Currently Not Collectible (CNC)
Currently Not Collectible (CNC) is a collection alternative that prevents tax authorities from enforcement usually carried out by bank levies, wage garnishments and tax liens. CNC is a hardship status that is determined based on taxpayer assets, income and expenses. If the collection of tax would create an inability to meet basic necessary living expenses, CNC will be granted. The tax authorities can revisit the taxpayer's financial situation in the future to determine if they still qualify for CNC or whether to remove them from CNC status if their finances improve. A Notice of Federal Tax Lien (NFTL) may be filed against a taxpayer in CNC status to protect the interests of the government.
There are many penalties that can be imposed on taxpayers. Common penalties include failure to file, failure to pay, estimated tax penalties, fraud penalties and accuracy penalties. The IRS and other tax agencies may grant penalty relief for those that qualify.
Taxpayers with outstanding tax liabilities may be subject to a Notice of Federal Tax Lien (NFTL) being filed against them. This informs the public, including creditors, that the issuing tax agency has a claim to the taxpayer's property. There are different ways to deal with a NFTL and we can help you determine the best course of action.
Unpaid taxes can lead tax agencies to enforce a tax levy. A levy is a seize of income or assets that can be imposed upon bank accounts, financial accounts, social security income, vehicles, real estate, personal property, accounts receivable, state income tax refunds and other items. We can advise taxpayers about their options for obtaining a levy release. In some cases, levied property may be partially or fully retrieved.
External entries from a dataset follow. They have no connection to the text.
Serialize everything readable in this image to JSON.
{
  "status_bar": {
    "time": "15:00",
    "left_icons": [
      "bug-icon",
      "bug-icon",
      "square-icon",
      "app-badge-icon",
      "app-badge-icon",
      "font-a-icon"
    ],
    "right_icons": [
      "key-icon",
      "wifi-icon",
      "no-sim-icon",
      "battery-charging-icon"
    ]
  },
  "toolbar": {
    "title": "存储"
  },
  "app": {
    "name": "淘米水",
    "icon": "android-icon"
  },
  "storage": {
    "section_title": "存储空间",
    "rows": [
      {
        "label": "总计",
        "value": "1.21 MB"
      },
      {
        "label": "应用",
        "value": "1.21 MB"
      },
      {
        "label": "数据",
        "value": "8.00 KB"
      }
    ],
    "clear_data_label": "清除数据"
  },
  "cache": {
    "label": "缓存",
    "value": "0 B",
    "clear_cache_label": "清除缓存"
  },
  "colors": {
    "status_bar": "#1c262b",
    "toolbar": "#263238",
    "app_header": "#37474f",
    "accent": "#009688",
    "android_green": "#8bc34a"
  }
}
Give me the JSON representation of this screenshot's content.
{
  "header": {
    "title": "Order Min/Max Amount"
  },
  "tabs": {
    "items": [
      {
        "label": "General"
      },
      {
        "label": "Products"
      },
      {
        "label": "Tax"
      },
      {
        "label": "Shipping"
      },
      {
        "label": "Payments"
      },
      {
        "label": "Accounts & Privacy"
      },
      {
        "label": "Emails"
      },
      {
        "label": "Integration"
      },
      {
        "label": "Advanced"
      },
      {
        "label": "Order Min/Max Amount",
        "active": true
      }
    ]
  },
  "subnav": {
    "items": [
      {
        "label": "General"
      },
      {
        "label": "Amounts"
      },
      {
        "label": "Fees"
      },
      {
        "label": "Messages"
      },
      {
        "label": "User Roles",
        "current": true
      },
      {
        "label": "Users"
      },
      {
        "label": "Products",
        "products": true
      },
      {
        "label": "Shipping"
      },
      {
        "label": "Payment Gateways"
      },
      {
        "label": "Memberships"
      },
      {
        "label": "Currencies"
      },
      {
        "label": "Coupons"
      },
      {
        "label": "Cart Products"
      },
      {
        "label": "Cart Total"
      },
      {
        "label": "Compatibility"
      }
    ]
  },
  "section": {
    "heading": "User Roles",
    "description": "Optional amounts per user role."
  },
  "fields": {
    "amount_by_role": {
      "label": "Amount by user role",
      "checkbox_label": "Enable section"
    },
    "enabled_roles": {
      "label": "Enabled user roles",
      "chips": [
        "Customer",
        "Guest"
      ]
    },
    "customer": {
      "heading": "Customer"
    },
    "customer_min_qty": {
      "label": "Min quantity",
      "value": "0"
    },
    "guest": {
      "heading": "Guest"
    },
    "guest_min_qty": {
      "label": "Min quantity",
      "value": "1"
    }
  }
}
Garnishments are a form of tax levy (see the previous description above). Two commonly garnished income streams are wages and social security income.
Innocent Spouse Relief
When a married couple files a married filing jointly (MFJ) tax return, they become jointly and severally liable for any tax due. If you believe that your spouse (or former spouse in the case of divorce) should be the only person responsible for an erroneous item (unreported income or an incorrect deduction, credit or basis) on a tax return or an underpayment of a tax liability, you may be eligible for Innocent Spouse Relief. Married couples that file separately (MFS) in a community property state like California may also be eligible for Innocent Spouse Relief. Taxpayers often request innocent spouse relief due to an audit, an underrporter notice or during the tax collection process.
Injured Spouse Relief
A taxpayer that files a married filing jointly (MFJ) tax return and had their portion of a refund applied to a past due debt that is the exclusive responsibility of their spouse can file to retrieve their allocated portion of the refund. Spousal past due debts include federal tax, state income tax, state unemployment compensation, child support, spousal support and federal nontax debt such as student debt.
Passport Revocation and Denial
Taxpayers with Seriously Delinquent Tax Debt can have their debt certified by the Internal Revenue Service (IRS) to the US State Department. Taxpayers can have their application for a US passport denied and current US passport holders may be have their passport revoked. US passport holders that have their tax debt certified as Seriously Delinquent Tax Debt while they are overseas may find that their passport will only allow them to return to the US. Their travel privileges to non-US countries will be frozen. A tax professional can assist with having the certification reversed and reinstating passport rights.